David Taylor suffered a classic weather-related heart attack while shoveling sidewalks at his Columbia apartment complex, but the response from Howard County emergency officials credited with saving his life was faster and more complex than any routine medical call.
In full storm response mode, the county had 30 people from a variety of agencies manning computers and phones at its emergency operations center. They coordinated both a quick medical rescue for Taylor at his apartment, and also sent another vehicle to get Dr. Julie Miller, the Johns Hopkins Hospital cardiologist on call for heart attacks, who was snowbound Thursday morning at her Clarksville home.
The medical response was so swift, Deputy Fire Chief Charles Sharpe said, because the department already had emergency medical crews at Howard County General Hospital, which is about a mile from Taylor's Hickory Ridge Road apartment. The fire crews were taking discharged hospital patients home to help free more beds for incoming patients.
Taylor, 48, a U.S. Department of Agriculture employee, felt chest pain and suffered from shortness of breath just before 10 a.m. Thursday as he shoveled at the Avalon Symphony Woods Apartments, said Ruth Taylor, his mother, who later traveled from her Annapolis home to help.
She said he walked back to his second-floor apartment, lay down on the floor as the pain became worse and used his cell phone to call his 16-year-old daughter, Brittany, who was sleeping in another room with the door closed. The two share the apartment, though Taylor has three older children living in other states.

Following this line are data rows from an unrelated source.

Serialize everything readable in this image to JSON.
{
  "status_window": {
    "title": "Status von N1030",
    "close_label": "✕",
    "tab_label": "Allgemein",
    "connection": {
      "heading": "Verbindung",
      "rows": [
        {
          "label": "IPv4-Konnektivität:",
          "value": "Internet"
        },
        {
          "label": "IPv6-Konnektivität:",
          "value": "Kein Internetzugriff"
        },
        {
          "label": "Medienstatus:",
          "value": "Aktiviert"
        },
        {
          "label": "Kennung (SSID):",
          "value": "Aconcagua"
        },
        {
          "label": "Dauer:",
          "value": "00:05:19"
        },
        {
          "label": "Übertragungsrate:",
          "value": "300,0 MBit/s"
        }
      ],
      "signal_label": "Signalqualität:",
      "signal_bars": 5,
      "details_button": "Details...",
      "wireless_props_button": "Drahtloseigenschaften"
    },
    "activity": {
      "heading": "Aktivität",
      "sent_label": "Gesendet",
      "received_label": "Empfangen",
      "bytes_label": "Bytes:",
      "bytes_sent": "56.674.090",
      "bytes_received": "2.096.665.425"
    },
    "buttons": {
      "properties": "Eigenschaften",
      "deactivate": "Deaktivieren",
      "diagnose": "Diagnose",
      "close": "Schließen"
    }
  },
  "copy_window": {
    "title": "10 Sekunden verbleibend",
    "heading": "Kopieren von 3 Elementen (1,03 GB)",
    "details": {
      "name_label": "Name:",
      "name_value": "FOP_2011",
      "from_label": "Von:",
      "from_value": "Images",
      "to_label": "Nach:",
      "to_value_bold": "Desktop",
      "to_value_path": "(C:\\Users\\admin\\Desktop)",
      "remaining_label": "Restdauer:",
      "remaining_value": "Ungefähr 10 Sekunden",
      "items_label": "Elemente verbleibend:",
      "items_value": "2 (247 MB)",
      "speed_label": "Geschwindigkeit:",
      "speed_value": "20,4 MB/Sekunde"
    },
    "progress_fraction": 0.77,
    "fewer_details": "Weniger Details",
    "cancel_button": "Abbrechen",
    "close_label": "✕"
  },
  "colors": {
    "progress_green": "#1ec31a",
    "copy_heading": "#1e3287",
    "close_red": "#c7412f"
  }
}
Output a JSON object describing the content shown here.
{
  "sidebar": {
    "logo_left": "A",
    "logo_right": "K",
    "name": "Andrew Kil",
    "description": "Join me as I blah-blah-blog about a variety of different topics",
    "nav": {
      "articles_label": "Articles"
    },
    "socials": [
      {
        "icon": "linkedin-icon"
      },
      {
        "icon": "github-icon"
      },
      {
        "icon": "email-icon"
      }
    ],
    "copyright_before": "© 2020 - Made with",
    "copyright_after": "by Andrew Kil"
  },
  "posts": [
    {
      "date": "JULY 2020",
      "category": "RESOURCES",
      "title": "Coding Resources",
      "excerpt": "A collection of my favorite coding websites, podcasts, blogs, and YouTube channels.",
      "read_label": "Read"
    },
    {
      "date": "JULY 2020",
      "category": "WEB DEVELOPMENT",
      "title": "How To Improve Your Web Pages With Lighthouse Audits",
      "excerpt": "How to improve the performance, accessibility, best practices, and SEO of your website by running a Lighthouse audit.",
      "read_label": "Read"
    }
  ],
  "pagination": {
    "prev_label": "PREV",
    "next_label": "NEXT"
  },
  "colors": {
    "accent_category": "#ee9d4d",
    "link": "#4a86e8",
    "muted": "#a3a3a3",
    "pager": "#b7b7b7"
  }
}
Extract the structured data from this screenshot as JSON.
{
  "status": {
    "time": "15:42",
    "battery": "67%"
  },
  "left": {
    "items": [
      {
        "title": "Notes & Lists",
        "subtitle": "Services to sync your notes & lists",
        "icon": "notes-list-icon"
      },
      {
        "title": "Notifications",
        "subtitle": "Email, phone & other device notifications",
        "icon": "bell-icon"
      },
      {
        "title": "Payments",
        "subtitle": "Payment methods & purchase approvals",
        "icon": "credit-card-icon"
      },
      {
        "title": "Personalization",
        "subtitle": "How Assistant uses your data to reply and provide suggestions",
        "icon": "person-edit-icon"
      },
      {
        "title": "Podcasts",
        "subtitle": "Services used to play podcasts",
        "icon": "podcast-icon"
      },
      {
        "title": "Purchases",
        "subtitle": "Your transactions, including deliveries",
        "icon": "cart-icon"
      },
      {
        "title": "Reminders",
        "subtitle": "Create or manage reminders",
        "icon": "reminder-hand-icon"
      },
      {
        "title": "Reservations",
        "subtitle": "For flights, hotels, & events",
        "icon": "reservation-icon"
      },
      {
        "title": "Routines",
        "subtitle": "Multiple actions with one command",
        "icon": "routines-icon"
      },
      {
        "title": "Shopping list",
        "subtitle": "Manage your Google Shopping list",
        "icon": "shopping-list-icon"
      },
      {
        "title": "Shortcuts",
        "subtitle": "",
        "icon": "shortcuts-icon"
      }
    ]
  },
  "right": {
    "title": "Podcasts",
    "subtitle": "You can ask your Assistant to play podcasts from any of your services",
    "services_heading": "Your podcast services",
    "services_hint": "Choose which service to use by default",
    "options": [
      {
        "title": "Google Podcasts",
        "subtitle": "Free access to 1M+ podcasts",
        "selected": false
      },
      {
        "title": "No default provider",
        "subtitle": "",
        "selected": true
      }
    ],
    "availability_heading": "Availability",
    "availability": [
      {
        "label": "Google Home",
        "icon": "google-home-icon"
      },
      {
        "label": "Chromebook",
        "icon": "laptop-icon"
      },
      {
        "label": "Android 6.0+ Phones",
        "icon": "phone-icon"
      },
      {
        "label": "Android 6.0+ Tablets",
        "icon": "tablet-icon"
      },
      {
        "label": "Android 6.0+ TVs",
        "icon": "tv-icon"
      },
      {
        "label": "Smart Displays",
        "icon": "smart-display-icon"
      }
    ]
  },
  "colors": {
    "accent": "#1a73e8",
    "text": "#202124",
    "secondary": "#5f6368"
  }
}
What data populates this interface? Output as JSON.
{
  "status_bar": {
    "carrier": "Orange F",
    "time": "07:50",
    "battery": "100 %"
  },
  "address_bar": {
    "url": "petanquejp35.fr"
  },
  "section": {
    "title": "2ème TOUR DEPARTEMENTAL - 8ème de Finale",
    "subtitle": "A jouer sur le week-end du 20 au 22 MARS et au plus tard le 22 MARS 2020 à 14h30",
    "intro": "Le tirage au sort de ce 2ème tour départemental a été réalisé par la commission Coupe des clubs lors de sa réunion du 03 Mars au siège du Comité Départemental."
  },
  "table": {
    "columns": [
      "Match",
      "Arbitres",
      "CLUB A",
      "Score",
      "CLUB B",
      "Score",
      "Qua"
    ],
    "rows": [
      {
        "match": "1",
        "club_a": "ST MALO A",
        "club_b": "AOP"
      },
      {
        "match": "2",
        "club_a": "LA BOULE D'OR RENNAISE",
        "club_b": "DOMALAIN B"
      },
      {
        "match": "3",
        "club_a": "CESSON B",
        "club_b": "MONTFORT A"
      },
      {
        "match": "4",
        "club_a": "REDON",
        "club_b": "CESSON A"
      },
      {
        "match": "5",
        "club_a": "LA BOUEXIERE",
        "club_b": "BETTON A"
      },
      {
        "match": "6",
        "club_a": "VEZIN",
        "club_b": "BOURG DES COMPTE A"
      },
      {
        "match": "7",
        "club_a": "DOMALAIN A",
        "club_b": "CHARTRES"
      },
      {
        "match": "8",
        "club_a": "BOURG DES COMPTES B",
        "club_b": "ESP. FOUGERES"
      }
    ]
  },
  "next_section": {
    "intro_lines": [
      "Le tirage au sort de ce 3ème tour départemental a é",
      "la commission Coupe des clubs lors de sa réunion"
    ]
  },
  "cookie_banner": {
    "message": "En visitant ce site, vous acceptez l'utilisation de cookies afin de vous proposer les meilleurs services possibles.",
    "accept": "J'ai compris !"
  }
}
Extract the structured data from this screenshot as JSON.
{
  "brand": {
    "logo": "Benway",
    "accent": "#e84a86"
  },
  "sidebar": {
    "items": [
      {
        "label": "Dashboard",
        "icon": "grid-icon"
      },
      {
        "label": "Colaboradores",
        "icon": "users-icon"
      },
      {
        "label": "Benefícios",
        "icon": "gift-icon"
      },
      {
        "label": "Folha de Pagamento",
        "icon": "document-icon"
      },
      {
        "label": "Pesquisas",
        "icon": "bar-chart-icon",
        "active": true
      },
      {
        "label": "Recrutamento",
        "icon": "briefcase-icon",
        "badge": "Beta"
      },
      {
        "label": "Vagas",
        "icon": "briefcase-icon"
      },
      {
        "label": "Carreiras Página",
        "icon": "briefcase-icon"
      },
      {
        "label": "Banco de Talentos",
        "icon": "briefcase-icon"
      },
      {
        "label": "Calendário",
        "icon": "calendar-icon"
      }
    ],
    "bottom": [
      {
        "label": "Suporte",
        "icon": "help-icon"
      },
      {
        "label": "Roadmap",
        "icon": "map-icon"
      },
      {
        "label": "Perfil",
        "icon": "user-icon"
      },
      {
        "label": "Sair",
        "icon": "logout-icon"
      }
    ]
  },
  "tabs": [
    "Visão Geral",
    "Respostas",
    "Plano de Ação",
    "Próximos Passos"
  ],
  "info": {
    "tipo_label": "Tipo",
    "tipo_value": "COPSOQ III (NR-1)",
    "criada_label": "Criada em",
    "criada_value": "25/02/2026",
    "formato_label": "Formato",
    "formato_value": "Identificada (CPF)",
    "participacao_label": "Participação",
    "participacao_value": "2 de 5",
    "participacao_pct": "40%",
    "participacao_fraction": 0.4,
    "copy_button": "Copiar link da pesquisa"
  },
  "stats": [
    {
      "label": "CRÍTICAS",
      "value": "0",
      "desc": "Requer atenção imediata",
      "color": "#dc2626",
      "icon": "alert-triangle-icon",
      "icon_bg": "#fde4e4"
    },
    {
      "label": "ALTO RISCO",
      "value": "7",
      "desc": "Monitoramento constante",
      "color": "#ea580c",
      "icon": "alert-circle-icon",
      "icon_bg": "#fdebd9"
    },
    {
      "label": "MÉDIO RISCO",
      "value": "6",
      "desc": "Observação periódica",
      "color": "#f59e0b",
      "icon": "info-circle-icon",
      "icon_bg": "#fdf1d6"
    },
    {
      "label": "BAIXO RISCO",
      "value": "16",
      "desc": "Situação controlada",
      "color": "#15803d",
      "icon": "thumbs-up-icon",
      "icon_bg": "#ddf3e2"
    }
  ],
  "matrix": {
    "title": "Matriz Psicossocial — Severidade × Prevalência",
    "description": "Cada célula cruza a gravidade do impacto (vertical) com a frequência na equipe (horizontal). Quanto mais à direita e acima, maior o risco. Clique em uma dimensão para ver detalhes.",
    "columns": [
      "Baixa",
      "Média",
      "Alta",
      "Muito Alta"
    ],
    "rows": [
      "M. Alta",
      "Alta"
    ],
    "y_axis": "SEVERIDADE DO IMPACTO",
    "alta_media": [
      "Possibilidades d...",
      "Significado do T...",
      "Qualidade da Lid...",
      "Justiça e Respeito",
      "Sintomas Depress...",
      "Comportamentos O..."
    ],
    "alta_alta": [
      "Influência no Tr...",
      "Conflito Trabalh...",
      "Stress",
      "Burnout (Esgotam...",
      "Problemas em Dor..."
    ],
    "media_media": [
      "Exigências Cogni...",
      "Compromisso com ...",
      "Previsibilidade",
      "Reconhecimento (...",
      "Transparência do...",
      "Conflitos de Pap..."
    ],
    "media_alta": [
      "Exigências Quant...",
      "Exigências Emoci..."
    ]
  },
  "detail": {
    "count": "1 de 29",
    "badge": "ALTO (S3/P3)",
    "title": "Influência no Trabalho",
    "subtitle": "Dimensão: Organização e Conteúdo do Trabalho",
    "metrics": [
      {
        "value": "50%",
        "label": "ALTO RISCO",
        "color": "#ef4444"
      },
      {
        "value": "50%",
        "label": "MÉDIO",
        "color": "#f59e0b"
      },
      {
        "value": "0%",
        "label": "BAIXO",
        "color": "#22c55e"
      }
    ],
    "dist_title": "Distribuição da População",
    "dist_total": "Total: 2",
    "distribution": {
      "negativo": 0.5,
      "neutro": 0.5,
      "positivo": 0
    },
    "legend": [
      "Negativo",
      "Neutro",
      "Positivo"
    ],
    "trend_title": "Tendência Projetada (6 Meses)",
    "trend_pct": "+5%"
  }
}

"I was asleep," Brittany Taylor said. She thought her dad wanted her to help shovel, before finding him on the living room floor, saying "call an ambulance, call an ambulance." She quickly dialed 911, still not knowing what was wrong. "It was very scary," she said.
According to Ruth Taylor, her son was able to say that he couldn't breathe and had chest pain. The Fire Department medics responded quickly, along with county police, she said.
Finding Taylor in full cardiac arrest, they used a portable defibrillator and CPR to bring him back from near death and stabilize him, Sharpe said. They also used electronic equipment to determine that he needed immediate angioplasty to reopen a blocked blood vessel.
That's when Dr. Matthew Levy, the emergency room physician at Howard County, put out the call for Miller. The county emergency center dispatched a Fire Department sport-utility vehicle with four-wheel drive to get her.
"I went as quickly as I got called," Miller said, walking about a half-mile through deep snow from her unplowed street to speed her trip, her own four-wheel drive vehicle useless in such conditions. A county plow cleared the street later Thursday morning, she said.
The angioplasty went well and David Taylor got a stent, a metal, screen-like device implanted in a blood vessel that, once inflated with a tiny balloon, helps keep the affected artery open.
"If they had not been there, he would not have made it," Miller said about the EMT team.
Ruth Taylor blamed the heart attack on her son's smoking habit.
"He was a smoker," she said. "I feel he dodged a bullet," adding that her son was in intensive care and would remain hospitalized for another two to four days.
Miller agreed that smoking is a "major risk factor" in the buildup of plaque that impedes blood flow in arteries.
Sharpe described the rescue Thursday afternoon during a meeting with County Executive Ken Ulman and Gov. Martin O'Malley at the county's storm emergency center in the James N. Robey Public Safety Training Center, near Interstate 70 at Alpha Ridge, where county workers from a variety of agencies have been camped out for days since the storms began Friday night.
Sharpe said he was proud of the way his department responded, and Ulman said other county agencies have also transported people through the snow for vital dialysis and medical appointments, some into Baltimore City. Both elected officials thanked all the workers for their round-the-clock diligence helping residents.
"We're starting to get a lot of e-mails and calls with thank-yous," Ulman said. "I have not seen one frustrated employee. Everyone's cooperating. 'What can I do to help'" is the attitude at the center, he said.
O'Malley pointed out that local governments often didn't have emergency operations centers before the Sept. 11, 2001, terrorist attacks.
"It's really good to see your EOC humming and running," he said.
County public works director James Irvin said plows were well into clearing residential streets Friday, though the job would take days to complete, and crews would have to return to open clogged storm drains and haul away piles of snow blocking some traffic lanes and obstructing drivers' vision.